And, if you MUST walk him, at least do it early in the morning or super late at night when other dogs, or whatever his trigger is, are less likely to be out.

Or, drive to a secluded spot.

I have driven hours to train my dogs or to let them swim in the lake or pool.

I could certainly drive into the country to walk my dog.

Trust me, your dog and your dog training consistency is worth a little added exertion.

And, if you need other ideas, check this article out.

The Good News

The good news is that teaching eye contact and focus, finding heel, and teaching your dog to play will all be mentally stimulating and exhausting!

And, it will be valuable dog training that you can use as you slowly begin to add distractions to your dog’s environment and get back to your walking regimen.

Want To Learn How To Eradicate Nearly ALL Your Dog’s Aggressive Behaviors?

Enroll in our twice a year LIVE 8 week MASTER-CLASS on Emotional Re-calibration Training (ERT) specifically for Over-reactive, Fearful and Aggressive dogs.

Click here to enroll in the MASTER-CLASS

















Start Calming Down Your Over Excited Dogs Today!

Your First Lesson’s FREE:

Sign up below and we’ll email you your first “Training For Calm” lesson to your inbox in the next 5 minutes.


  1. Michelle says:

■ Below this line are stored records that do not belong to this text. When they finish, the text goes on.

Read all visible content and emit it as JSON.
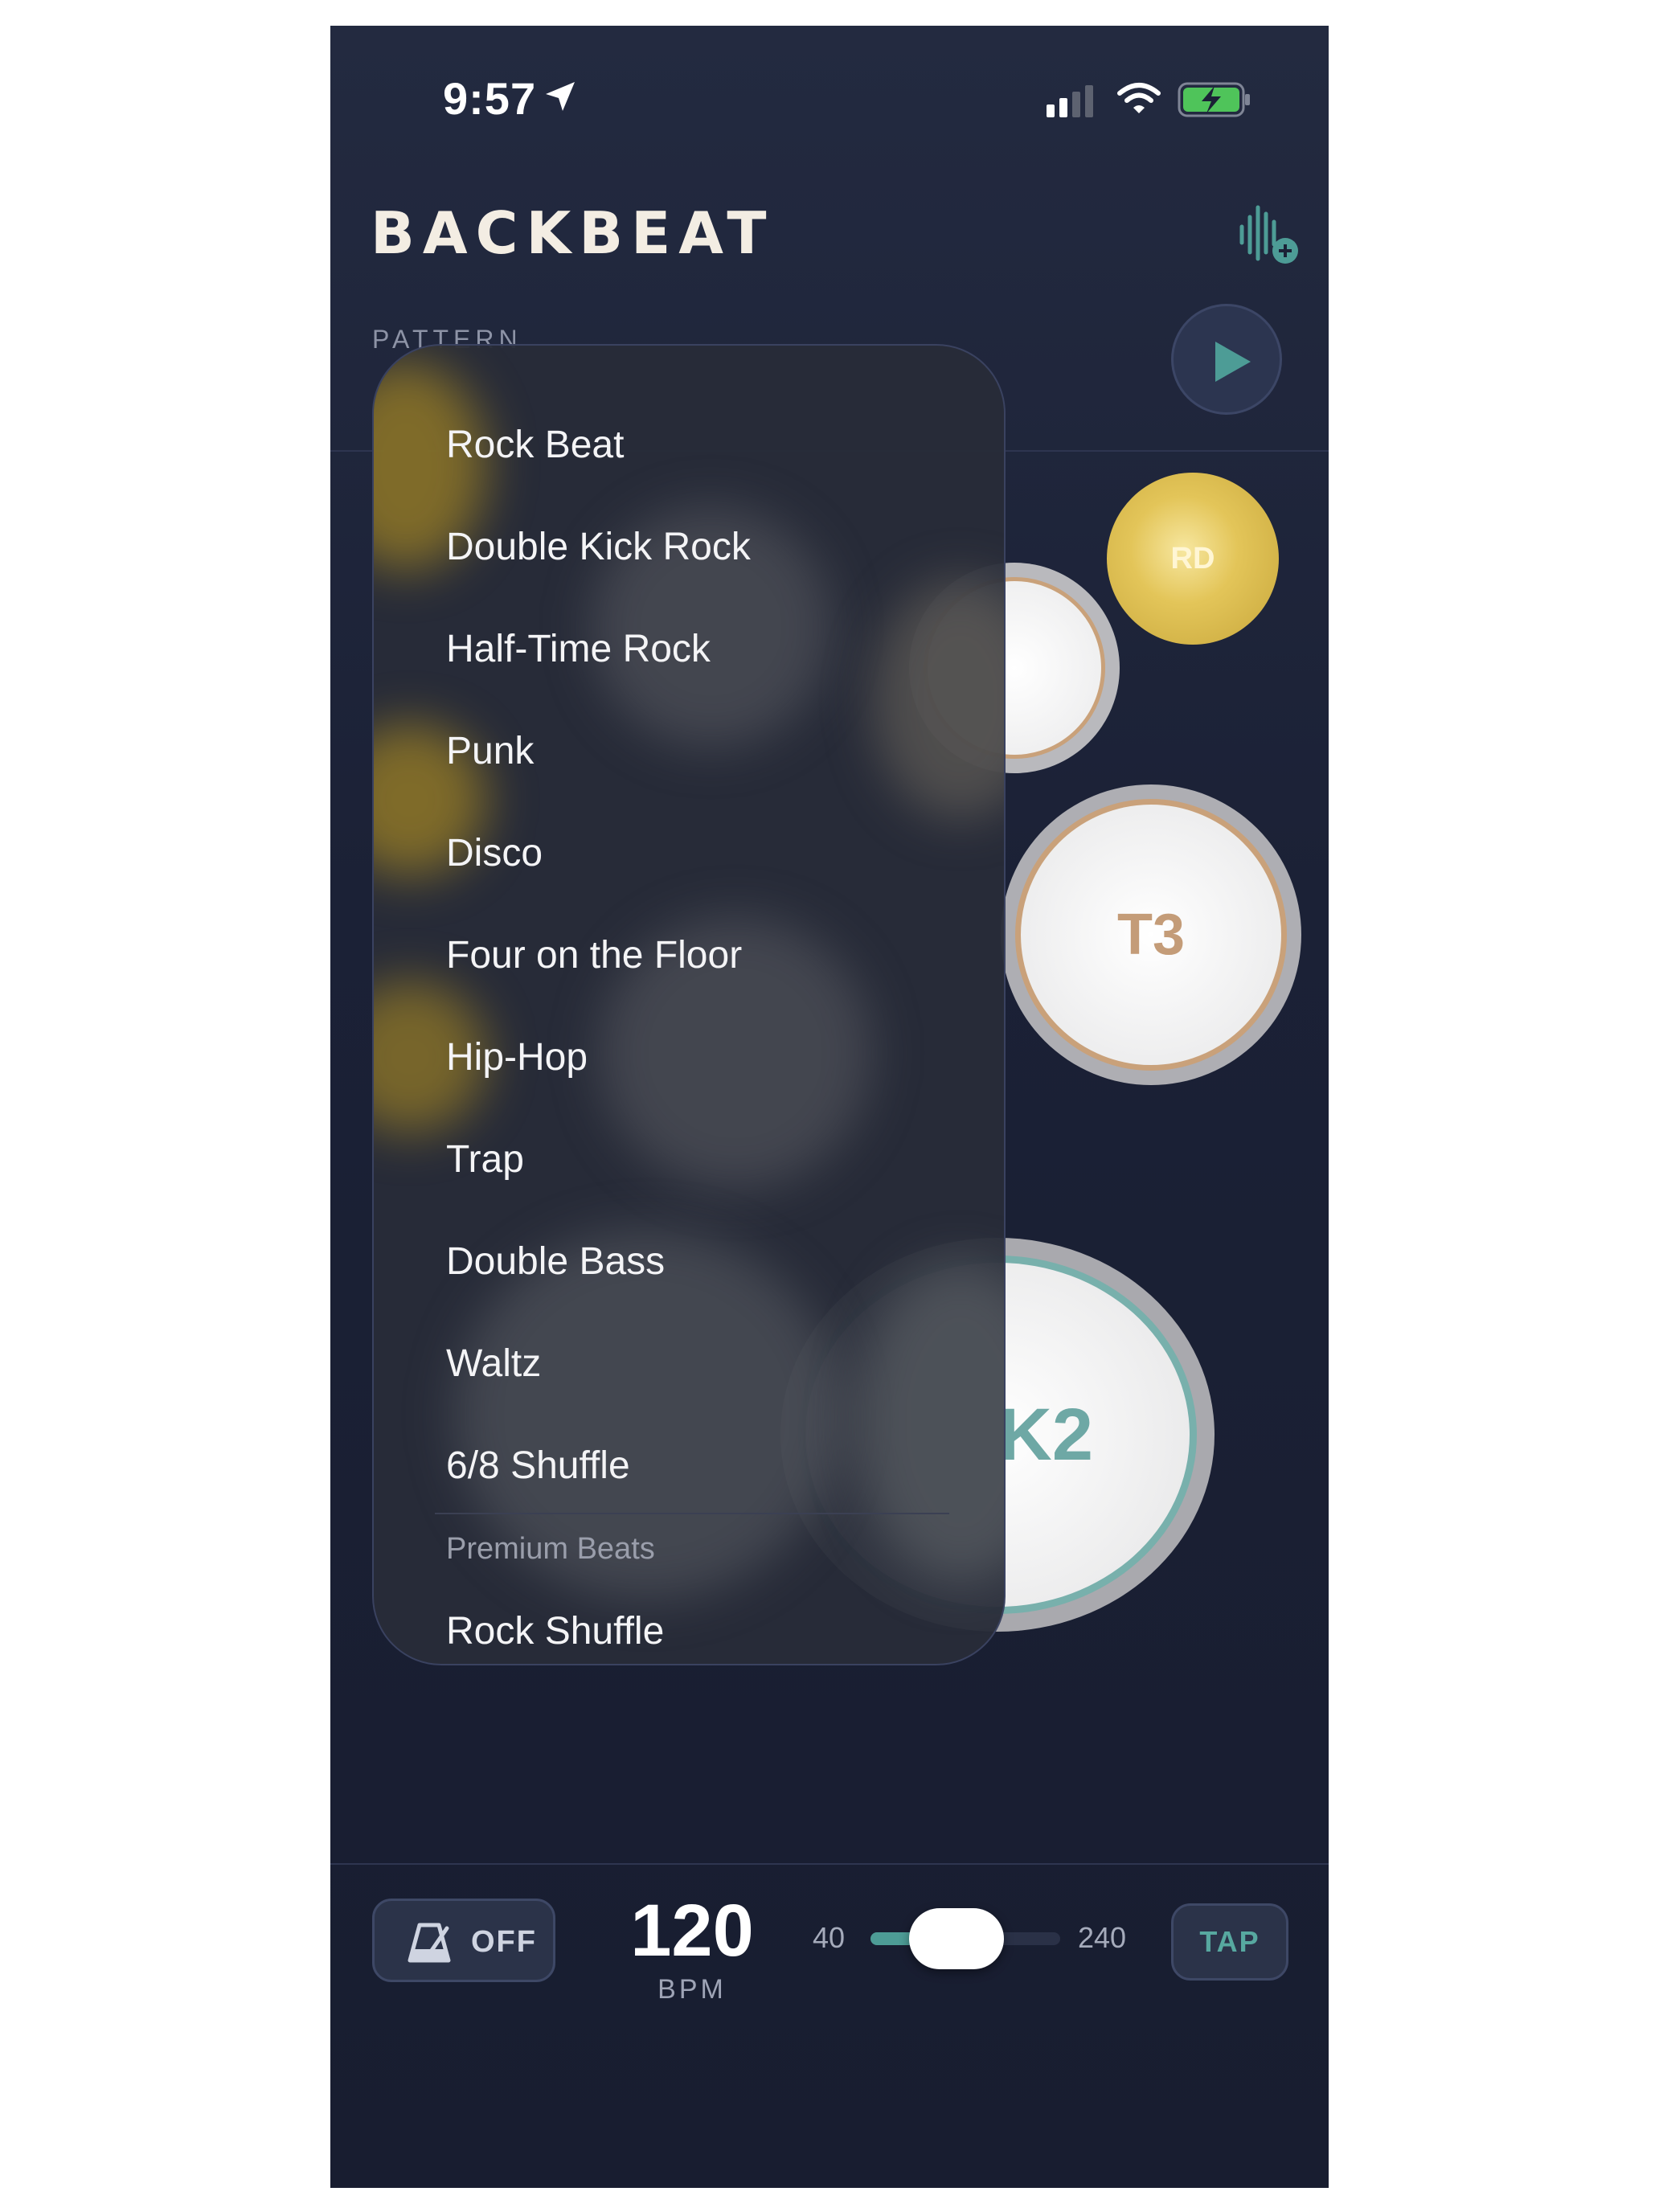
{
  "status_bar": {
    "time": "9:57"
  },
  "header": {
    "brand": "BACKBEAT",
    "pattern_label": "PATTERN"
  },
  "drums": {
    "ride": "RD",
    "tom3": "T3",
    "kick2": "K2"
  },
  "pattern_menu": {
    "items": [
      "Rock Beat",
      "Double Kick Rock",
      "Half-Time Rock",
      "Punk",
      "Disco",
      "Four on the Floor",
      "Hip-Hop",
      "Trap",
      "Double Bass",
      "Waltz",
      "6/8 Shuffle"
    ],
    "premium_section": "Premium Beats",
    "premium_items": [
      "Rock Shuffle"
    ]
  },
  "controls": {
    "metronome_label": "OFF",
    "bpm_value": "120",
    "bpm_label": "BPM",
    "bpm_min": "40",
    "bpm_max": "240",
    "bpm_current": 120,
    "tap_label": "TAP"
  },
  "colors": {
    "accent_teal": "#57a8a0",
    "ride_gold": "#e3c559",
    "tom_rim": "#c9a17a",
    "background": "#1b2136"
  }
}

    Great article! Thanks. We live remote, so we can at least find places for our dogs to run and swim. When off leash our girl ignores other dogs, but when on leash she pulls, lunges etc to get to the other dogs, and goes ballistic in the car when she sees other dogs outside. We are working on focus, and I am learning how to be calm, preemptively redirect, look at me. No idea what to do in the car though when I am trying to drive! I avoid other dogs with her at present, and I thought maybe that was a mistake (many dogs here are off leash and also have poor training, so my girl on leash with them off is not helpful). We work at home with a flirt pole (finally I found what will get her to give it back….the super treat!). This article gives me encouragement to keep her away from those situations that will reinforce bad behaviour until I have her focus on me consistently. Then should I ask a friend with a dog she knows and plays with off leash to be on leash and help us? Would that be the way to go? We are remote so resources (like obedience classes, trainers etc) are non-existent! Thanks again.

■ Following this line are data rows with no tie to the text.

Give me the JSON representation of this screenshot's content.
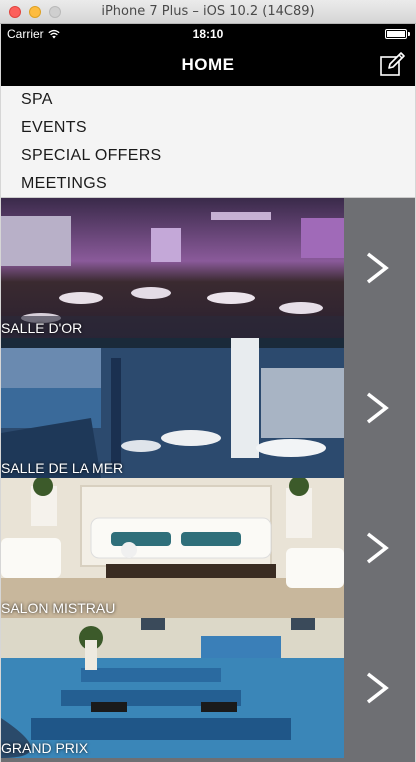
{
  "window": {
    "title": "iPhone 7 Plus – iOS 10.2 (14C89)"
  },
  "statusbar": {
    "carrier": "Carrier",
    "time": "18:10",
    "battery_level": 1.0
  },
  "navbar": {
    "title": "HOME",
    "compose_icon": "compose-icon"
  },
  "menu": {
    "items": [
      {
        "label": "SPA"
      },
      {
        "label": "EVENTS"
      },
      {
        "label": "SPECIAL OFFERS"
      },
      {
        "label": "MEETINGS"
      }
    ]
  },
  "rooms": [
    {
      "name": "SALLE D'OR",
      "icon": "chevron-right-icon"
    },
    {
      "name": "SALLE DE LA MER",
      "icon": "chevron-right-icon"
    },
    {
      "name": "SALON MISTRAU",
      "icon": "chevron-right-icon"
    },
    {
      "name": "GRAND PRIX",
      "icon": "chevron-right-icon"
    }
  ],
  "colors": {
    "bar_background": "#000000",
    "menu_background": "#f4f4f4",
    "list_side": "#6e6f73"
  }
}
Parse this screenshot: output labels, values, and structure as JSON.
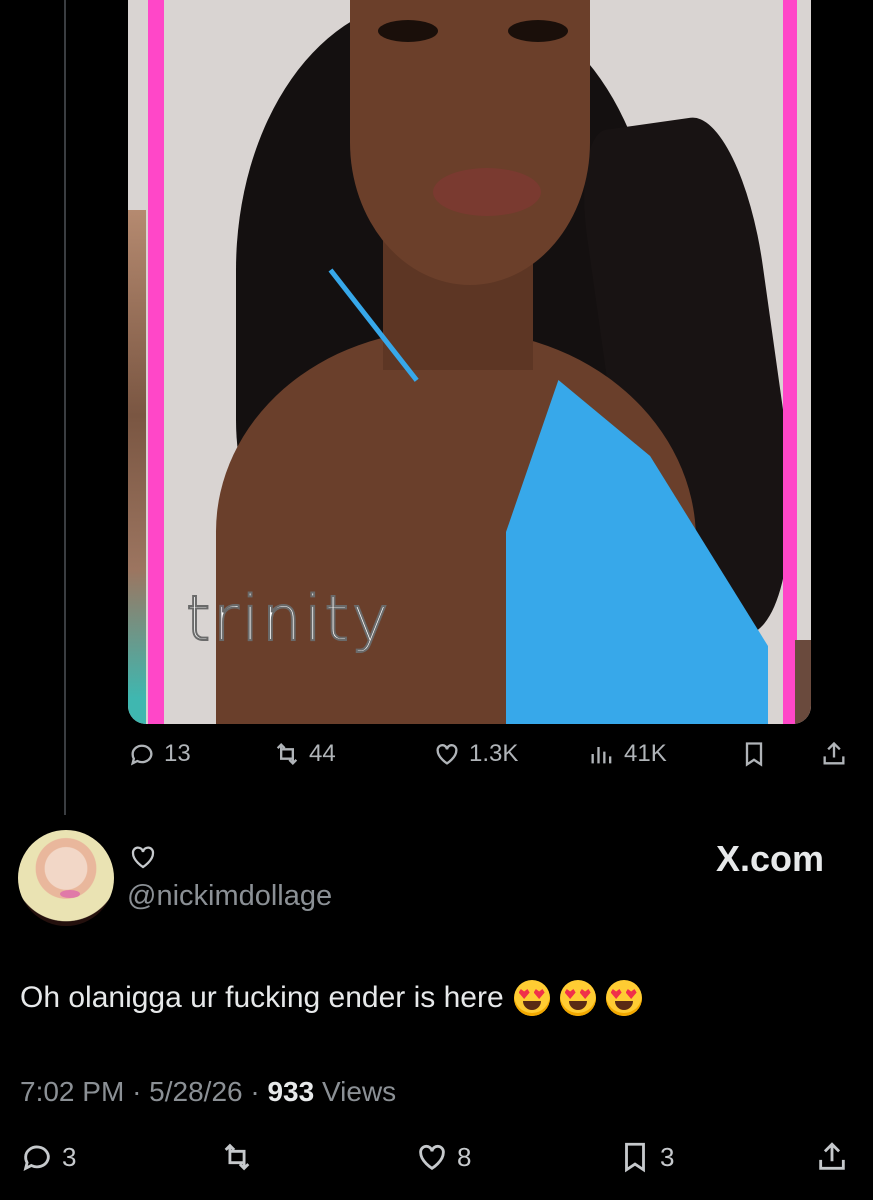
{
  "media": {
    "caption": "trinity"
  },
  "post_actions": {
    "replies": "13",
    "reposts": "44",
    "likes": "1.3K",
    "views": "41K"
  },
  "reply": {
    "handle": "@nickimdollage",
    "watermark": "X.com",
    "text": "Oh olanigga ur fucking ender is here",
    "emoji_count": 3,
    "time": "7:02 PM",
    "date": "5/28/26",
    "views_count": "933",
    "views_label": "Views",
    "separator": "·"
  },
  "reply_actions": {
    "replies": "3",
    "likes": "8",
    "bookmarks": "3"
  },
  "colors": {
    "background": "#000000",
    "accent_pink": "#ff47c8",
    "bikini_blue": "#37a8ea",
    "muted_text": "#8b9095"
  },
  "icons": [
    "reply-icon",
    "repost-icon",
    "like-icon",
    "views-icon",
    "bookmark-icon",
    "share-icon",
    "heart-outline-icon"
  ]
}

    Minette Reply:


    And you can search our articles for working on barking and aggression in the car


  2. I have driven hours to train my dogs or to let them swim in the lake or pool.


  3. Jessica Lyle says:

    I love your articles. I’ve read a ton of them! This one makes a lot of sense! I’m reading it because I jumped off the deep end and am raising my first male Belgian Malinois. When he was 4.5 months old despite taking him every where with me he started lunging at people and would try to bite if they tied to pet. We have worked extensively on obedience with a trainer and controlled meet and greet kind of stuff in different situations also and he has gotten to where he only occasionally reacts when certain people move to quickly in close proximity or tries to pet. We even had a time when he would not out his toy during Dock Diving. I went to grab my leash to take him off. Clearly over threshold because I changed the routine and let my fiancé hold him back. I was going to remove him when A stranger thought she was trying to help. Grabbed his collar and he attempted to bite. Now I’m scared to take him back to Dock Diving until I have complete control in drive but, but I say all this to ask will I always need to keep people at a distance when he is in high drive situations like sports?


    Minette Reply:

    YES!!! That really isn’t such a bad thing. He doesn’t want to be petted, you shouldn’t want the lawsuit or need to have him euthanized and other people aren’t going to die if they can’t pet him.

    I have a Malinois as well and he doesn’t care for people he doesn’t know. I DO NOT allow people to pet him. He doesn’t like it, why would I allow hands that close?

    I tell them he is working and politely decline.

    I also can’t board him or have other people handle him during dock diving and other sports. He is MY responsibility and it is up to me to make sure #1 he never bites and #2 other people don’t even recognize his aggression or discomfort.


Leave a Comment

Your email address will not be published. Required fields are marked *